"You could clear out the people across the board who were there, but you've cleared out the people who have learned from the past and you've created a worse situation.
"If you read between the lines, he has more or less implied that he's basically ready to go but ultimately the Vatican must decide.
"He has a role in the opening ceremony, and will be the principal celebrant on Thursday at the Mass of Reconciliation."
Why isn't the Pope coming? Was there a concern there would be protests?
"We don't have a specific explanation, but the tradition of the Pope coming to congress really only happened during Pope John Paul's time.
"I'd imagine the concern would be there -- we'd be conscious that inevitably there will be some protest in the context of the congress. Insofar as the Pope coming, that may well have been an element.
"The archbishop (of Dublin) said if the church was in the process of renewal, the pope coming would be a sense of 'keep up the good work'. The time possibly wasn't right now.
"A Papal Legate has been appointed, Cardinal Marc Ouellett from Canada who is now based in Rome."
Will there be an ecumenical dimension?

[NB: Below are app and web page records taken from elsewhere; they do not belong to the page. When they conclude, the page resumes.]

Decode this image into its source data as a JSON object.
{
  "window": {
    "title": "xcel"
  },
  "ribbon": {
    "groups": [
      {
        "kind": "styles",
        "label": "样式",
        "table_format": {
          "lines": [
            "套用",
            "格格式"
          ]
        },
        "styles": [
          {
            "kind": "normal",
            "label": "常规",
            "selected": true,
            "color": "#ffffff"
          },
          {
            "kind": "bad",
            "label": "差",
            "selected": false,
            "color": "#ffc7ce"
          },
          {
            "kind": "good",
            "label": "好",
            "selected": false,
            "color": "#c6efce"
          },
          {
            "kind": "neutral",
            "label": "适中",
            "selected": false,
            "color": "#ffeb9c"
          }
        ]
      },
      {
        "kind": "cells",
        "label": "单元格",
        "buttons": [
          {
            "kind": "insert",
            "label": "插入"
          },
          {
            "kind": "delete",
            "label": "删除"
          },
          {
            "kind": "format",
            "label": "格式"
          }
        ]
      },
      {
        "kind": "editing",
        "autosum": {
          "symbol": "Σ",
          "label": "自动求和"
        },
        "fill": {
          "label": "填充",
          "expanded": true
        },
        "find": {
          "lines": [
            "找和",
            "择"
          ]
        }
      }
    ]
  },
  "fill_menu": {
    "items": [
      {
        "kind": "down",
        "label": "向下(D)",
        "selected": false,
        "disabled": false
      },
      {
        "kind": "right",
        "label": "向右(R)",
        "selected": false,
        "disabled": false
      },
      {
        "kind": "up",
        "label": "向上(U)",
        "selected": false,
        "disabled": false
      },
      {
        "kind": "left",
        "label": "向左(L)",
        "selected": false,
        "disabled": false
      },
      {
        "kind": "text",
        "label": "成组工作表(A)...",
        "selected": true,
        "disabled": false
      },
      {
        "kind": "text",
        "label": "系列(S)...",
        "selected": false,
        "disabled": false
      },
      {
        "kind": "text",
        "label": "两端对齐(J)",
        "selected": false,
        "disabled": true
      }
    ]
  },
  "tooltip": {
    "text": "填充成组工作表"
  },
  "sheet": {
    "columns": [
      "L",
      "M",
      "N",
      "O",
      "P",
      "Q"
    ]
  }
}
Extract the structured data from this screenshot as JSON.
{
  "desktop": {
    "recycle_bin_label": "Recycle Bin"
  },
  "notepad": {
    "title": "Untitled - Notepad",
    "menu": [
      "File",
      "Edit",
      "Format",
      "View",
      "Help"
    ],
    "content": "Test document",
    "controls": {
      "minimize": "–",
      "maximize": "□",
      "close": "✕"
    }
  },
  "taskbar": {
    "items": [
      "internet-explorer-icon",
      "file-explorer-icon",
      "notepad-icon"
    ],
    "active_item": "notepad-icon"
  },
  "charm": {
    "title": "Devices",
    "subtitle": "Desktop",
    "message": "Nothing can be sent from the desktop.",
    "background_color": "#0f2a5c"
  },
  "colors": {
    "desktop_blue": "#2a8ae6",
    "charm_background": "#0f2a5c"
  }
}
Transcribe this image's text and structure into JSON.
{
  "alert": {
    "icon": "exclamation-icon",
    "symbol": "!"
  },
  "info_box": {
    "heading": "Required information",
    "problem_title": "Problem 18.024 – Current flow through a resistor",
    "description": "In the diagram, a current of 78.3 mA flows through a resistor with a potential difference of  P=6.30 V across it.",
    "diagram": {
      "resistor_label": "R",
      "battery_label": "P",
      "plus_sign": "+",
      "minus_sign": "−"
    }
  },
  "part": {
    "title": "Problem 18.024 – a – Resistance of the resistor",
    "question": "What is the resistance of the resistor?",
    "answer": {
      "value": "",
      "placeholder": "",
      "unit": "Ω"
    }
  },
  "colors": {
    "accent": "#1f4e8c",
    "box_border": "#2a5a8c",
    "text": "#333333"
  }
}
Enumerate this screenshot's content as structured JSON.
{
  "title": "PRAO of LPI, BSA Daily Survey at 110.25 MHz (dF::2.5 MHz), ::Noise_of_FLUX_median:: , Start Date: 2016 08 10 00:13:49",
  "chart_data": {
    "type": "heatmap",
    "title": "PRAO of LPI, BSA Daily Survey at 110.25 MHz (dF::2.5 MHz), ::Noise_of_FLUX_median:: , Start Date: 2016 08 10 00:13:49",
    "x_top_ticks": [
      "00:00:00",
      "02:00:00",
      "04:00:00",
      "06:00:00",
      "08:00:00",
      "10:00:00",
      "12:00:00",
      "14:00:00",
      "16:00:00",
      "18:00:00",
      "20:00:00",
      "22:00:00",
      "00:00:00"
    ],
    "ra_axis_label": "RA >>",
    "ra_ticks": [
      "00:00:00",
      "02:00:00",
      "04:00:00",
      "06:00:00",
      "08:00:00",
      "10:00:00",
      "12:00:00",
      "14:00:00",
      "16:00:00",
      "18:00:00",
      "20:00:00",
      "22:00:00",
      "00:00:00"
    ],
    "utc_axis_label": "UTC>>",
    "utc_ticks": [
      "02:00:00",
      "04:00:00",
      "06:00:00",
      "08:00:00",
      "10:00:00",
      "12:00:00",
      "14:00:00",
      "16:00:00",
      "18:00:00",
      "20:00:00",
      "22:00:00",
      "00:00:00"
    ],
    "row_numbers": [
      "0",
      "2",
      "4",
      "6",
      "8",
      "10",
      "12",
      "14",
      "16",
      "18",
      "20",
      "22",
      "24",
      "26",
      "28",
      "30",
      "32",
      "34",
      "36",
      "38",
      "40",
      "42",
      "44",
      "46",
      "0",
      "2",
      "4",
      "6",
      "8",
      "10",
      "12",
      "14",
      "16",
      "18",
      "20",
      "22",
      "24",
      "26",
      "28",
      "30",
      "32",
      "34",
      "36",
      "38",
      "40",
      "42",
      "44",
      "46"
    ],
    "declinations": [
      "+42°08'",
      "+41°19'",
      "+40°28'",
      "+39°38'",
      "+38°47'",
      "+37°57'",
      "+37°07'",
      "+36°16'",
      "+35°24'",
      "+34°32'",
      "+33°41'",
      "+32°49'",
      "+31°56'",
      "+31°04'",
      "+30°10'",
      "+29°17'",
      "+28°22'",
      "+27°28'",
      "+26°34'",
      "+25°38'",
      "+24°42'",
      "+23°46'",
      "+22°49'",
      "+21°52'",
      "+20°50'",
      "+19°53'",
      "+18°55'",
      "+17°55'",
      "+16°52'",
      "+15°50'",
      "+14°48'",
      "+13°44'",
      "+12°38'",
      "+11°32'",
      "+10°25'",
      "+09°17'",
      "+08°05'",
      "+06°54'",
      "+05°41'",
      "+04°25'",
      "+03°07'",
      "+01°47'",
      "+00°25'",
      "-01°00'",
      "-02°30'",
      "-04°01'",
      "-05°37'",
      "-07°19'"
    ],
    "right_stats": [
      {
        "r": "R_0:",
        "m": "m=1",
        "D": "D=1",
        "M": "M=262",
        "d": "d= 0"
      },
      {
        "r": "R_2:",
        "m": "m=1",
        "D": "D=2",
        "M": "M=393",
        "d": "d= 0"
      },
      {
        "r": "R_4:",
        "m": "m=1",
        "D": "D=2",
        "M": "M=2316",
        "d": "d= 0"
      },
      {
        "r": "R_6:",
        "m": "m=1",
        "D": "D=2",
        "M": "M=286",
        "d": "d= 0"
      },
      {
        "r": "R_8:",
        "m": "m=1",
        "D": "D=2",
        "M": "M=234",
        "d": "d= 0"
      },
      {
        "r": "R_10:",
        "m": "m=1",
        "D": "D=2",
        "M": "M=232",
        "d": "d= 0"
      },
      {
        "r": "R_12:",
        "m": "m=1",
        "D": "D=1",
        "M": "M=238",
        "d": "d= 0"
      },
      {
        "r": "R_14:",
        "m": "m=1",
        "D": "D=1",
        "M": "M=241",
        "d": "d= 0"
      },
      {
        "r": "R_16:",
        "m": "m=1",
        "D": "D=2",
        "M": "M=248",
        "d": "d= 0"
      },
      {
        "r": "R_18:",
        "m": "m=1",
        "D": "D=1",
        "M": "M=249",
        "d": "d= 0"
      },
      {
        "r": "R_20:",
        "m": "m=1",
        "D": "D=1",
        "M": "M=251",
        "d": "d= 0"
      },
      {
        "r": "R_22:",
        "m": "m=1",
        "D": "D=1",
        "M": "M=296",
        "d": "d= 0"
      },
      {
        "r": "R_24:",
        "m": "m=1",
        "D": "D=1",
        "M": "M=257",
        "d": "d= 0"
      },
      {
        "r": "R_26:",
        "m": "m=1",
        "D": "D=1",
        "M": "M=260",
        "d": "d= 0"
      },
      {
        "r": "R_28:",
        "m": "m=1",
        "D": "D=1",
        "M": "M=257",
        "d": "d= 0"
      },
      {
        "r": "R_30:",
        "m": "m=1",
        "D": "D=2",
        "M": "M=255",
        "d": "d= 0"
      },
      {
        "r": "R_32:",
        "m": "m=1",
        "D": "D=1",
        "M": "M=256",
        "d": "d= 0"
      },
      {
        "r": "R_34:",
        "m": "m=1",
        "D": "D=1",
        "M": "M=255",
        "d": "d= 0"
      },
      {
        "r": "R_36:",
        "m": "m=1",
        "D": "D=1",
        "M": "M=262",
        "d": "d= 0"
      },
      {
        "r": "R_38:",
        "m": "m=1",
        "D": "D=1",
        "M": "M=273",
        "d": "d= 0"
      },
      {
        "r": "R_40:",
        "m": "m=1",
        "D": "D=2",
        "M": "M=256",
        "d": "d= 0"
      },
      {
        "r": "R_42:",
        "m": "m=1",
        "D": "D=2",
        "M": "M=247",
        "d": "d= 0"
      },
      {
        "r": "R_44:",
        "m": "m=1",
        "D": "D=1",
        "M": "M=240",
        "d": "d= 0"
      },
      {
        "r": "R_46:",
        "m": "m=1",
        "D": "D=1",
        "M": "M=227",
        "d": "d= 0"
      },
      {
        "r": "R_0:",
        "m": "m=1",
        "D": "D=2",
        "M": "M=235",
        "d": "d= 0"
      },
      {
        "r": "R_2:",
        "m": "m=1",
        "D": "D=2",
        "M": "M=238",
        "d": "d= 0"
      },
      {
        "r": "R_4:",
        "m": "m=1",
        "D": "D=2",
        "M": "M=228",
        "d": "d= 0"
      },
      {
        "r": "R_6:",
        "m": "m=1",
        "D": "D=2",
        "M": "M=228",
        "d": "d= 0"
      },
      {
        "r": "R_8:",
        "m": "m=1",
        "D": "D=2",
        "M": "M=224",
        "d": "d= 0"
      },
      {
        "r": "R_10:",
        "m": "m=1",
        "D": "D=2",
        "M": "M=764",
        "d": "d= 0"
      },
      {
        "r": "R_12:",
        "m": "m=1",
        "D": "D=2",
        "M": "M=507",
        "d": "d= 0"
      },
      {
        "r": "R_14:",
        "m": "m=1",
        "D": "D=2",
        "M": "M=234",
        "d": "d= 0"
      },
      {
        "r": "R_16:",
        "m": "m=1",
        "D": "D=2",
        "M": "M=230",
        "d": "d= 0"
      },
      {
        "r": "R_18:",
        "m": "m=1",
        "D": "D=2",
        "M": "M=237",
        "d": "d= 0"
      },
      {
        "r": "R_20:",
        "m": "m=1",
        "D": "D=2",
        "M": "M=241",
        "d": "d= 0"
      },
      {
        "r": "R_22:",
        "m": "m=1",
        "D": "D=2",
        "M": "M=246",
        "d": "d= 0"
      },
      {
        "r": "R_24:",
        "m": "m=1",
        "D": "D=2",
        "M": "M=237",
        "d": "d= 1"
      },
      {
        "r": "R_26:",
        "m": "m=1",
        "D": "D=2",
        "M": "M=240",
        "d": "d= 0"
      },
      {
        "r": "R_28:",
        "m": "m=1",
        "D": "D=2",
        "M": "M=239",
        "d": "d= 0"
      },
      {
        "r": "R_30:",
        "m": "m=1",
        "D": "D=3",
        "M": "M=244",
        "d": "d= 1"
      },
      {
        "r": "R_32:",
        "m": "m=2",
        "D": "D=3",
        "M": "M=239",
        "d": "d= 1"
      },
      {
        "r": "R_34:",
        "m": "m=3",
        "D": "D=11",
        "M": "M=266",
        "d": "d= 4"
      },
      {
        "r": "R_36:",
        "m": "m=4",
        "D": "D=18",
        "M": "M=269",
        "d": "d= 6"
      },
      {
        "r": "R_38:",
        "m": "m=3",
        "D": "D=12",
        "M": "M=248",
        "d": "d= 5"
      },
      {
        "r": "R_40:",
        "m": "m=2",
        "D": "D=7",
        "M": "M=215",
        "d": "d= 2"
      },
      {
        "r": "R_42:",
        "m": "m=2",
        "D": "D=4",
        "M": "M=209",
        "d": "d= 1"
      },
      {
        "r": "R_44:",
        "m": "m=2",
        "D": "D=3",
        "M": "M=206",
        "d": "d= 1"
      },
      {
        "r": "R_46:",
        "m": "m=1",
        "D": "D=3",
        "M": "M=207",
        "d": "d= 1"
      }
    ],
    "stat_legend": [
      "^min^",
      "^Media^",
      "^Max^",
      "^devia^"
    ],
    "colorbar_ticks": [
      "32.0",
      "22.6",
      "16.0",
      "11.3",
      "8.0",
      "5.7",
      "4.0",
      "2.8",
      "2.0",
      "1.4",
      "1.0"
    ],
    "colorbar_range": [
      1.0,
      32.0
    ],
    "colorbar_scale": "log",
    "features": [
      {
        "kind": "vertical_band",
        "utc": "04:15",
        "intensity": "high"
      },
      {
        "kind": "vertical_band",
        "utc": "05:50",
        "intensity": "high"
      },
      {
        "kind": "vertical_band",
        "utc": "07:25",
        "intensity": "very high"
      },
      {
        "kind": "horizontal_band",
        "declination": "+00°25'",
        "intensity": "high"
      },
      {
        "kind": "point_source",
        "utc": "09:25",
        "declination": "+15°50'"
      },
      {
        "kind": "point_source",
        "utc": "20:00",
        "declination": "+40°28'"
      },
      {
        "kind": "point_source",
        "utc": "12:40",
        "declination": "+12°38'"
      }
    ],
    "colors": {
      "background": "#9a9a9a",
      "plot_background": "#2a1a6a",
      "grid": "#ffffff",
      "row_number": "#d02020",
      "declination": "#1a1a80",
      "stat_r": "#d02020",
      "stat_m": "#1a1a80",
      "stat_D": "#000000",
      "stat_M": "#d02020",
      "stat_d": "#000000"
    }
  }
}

"Other churches are involved. Church of Ireland Archbishop Michael Jackson will celebrate the main liturgy on the first day, and Bishop Hilarion Alfeyev from the Russian Orthodox Church is the preacher.
"There's about 7,000 people registered for the entire week. Like opera and football fans, there's aficionados who will come for it all."
How are ticket sales going?
"We're close to being full in terms of (the mass at) Croke Park. We do have some tickets available online which should be taken up fairly quickly. We're noticing that as we move into the six-week window, the numbers booking are increasing. 7,000 registered up to Christmas, we now have 17,000. Registration is open until June 4.
"Part of the thing we found difficult was telling people they had to register. We have to have some bar code process to establish the number of people coming into the RDS. The good news for people who can't come is congress is being televised by Salt and Light and EWTN from Monday to Saturday."
What happens after congress?
"We set out to create a congress that was a journey, not just an event. People have carried a programme to help people deepen their understanding of the Eucharist. The big challenge will be to take the congress and run with it, that congress will challenge new ways for people to engage in a richer celebration of Mass and the Sunday celebration."
Irish Independent Supplement